Here’s a dream for you: You’re on a sparkling white yacht with a gleaming teak cabin, sitting in your bathing suit with a gentle, warm breeze coming over your shoulder and a cool drink at your elbow. Just across the turquoise water, limestone walls slide slowly by, towering over small, secret bays with golden beaches. Welcome to Phang Nga Bay, Phuket’s maritime playground.
As the sun sets (and Phuket is famed for its spectacular sunsets), your crew drop the sails and you motor quietly back to the marina. You step onto the pontoon and head for a delightful relaxed dinner under the stars while your crew bed the boat down for the night. There are already plenty of people living this luxurious dream in Phuket thanks to the island’s gorgeous waters and the marinas that have grown up to service the demand.
The Charmed Lifestyle
Phuket has natural advantages that attract sailors from around the world: balmy temperatures year-round (let’s face it – there’s nothing less dreamy than freezing rain coming in sideways), stunning tropical scenery, safe waters and a fabulous lifestyle on shore. On top of that, even the luxury life is cheaper in Phuket than most other marine centers in Asia and a lot cheaper than the Mediterranean, say, or the Caribbean.
“In Phuket, you can find all kinds of good services for yachts, and it is not expensive. The fuel is still cheap,” says Mark Ray, Marina Manager of the 350-berth Royal Phuket Marina just north of Phuket City. “In the Mediterranean and the Caribbean, prices are a lot more expensive and there you have [more variable] seasons and things like hurricanes that stop you from sailing. But here you can sail all year round, even in the rainy season. One other important point: Phuket is not a crowded island,” says Mr Ray.

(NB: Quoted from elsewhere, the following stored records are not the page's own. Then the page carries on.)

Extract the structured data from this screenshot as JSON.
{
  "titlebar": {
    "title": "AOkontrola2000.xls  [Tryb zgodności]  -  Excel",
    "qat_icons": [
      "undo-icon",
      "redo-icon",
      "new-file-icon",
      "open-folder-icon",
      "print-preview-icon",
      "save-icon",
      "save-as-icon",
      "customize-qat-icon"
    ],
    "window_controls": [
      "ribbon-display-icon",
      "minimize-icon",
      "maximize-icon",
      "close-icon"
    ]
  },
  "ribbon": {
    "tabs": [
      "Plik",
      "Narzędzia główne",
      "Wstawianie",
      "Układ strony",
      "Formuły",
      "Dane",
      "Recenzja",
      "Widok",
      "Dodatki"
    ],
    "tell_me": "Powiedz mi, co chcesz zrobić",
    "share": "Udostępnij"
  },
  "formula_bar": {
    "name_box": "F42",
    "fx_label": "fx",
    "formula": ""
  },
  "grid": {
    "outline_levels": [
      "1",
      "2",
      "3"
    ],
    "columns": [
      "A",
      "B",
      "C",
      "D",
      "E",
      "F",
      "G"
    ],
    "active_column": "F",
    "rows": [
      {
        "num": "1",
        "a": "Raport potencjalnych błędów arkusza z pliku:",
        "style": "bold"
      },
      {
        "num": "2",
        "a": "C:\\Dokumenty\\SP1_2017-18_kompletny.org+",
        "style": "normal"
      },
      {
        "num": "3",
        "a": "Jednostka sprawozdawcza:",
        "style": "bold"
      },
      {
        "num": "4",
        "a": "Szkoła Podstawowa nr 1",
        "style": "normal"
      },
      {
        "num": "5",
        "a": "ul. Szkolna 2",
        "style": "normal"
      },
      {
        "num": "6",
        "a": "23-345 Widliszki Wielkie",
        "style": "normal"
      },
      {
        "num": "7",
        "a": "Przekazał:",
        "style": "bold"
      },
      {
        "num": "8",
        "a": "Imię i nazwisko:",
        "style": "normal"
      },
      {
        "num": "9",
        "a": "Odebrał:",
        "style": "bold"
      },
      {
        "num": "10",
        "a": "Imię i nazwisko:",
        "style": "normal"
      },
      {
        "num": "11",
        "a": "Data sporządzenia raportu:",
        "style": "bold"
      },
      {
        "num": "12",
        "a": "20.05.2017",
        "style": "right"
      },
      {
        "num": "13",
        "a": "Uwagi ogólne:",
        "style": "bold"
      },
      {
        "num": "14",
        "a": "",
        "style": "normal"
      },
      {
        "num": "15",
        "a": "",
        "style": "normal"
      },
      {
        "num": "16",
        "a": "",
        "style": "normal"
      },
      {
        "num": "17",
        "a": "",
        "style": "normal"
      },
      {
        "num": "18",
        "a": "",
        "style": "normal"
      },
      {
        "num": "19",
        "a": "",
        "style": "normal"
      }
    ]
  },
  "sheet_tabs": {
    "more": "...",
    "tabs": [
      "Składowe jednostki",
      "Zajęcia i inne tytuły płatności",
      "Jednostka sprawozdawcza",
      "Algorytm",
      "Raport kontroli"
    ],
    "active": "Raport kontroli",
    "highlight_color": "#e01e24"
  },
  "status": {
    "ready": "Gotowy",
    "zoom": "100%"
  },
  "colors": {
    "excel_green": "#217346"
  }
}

These advantages also mean there are plenty of yachts in Phuket and the region around it. The oldest and biggest regatta, dating back 20 years, is the Phuket King’s Cup Regatta each December. In February there is the Phang Nga Bay Regatta and in July there is Phuket Race Week.
Further afield, there is the Royal Langkawi International Regatta, also in February, and featuring the Phuket-Langkawi Champagne Run; Malaysia’s Raja Muda Selangor International Regatta and many others.
Long distance sailors are also attracted to the annual Sail Indonesia/Sail Asia series, which takes boats hopping from Darwin in Australia through the spice islands of Indonesia to Singapore and then on to Langkawi. Many of the yachts taking part then head for Phuket (where else?) to wait for the trade winds to take them across the Indian Ocean towards Europe.
The Three Marinas
Over the past few years, Phuket has gradually moved up the scale to become a holiday location of choice for the glitterati, the flickerati and the just plain wealthy.
The high-end homes being built to serve this market are one sign of this. The marinas are another.
The island currently has three marinas; apart from the Royal Phuket Marina, there is the 170-berth Boat Lagoon Marina, right next door, and the 220-berth Yacht Haven Marina, on the northeast coast, not far from the airport. This is the island’s only deep-water marina, which is why it attracts some of the world’s most beautiful megayachts.
“Today there are enough marinas,” says Zara Tremlett, Yacht Haven’s Assistant Marina Manager. “But in two years we shall need one or two more, depending on their size and facilities. It would be very good to have another marina by next season, which we believe will happen. Choice and competition are always good,” she says.
More Marinas Coming
Among the most talked-about plans for Phuket is the 73-berth marina to be built at Barama Bay, an 80-acre private island in sheltered waters a kilometre off Phuket’s east coast. Apart from multi-million-dollar homes, the island will have a hotel managed by Jumeirah which also runs Dubai’s ultra-luxury Bourj Al Arab hotel, better known as the “Sail”.
Not far from Barama Bay will be the 100-berth Ao Por Marina and the 36-berth marina exclusively for residents of the Cape Yamu villas and guests of The Yamu, the 5-star-plus hotel on the cape.
There’s also been a lot of talk about the construction of a 1.7-billion-baht Layan Marina at the north end of Bang Tao Beach, the first marina on the island’s less-sheltered west coast. When done, the marina will be for the exclusive use for those buying or renting homes in the project. The Thai government is also getting in on the act with plans to build a marina in Chalong Bay, long a favorite anchorage for yachts.
No Need Ever to Leave
Behind all of this is the attitude of the local people, the Thais. Mr Ray says, “I have been working in Asia for the last 30 years, and I find that Thais are naturals at the service industry. It is like they were born to it.”
Put that together with the tropical weather, the scenery, all the luxury facilities and – of course – the value for money, and it’s easy to see why yachts from all over the world head for the island, and why many end up staying for years. After all, this is living the dream.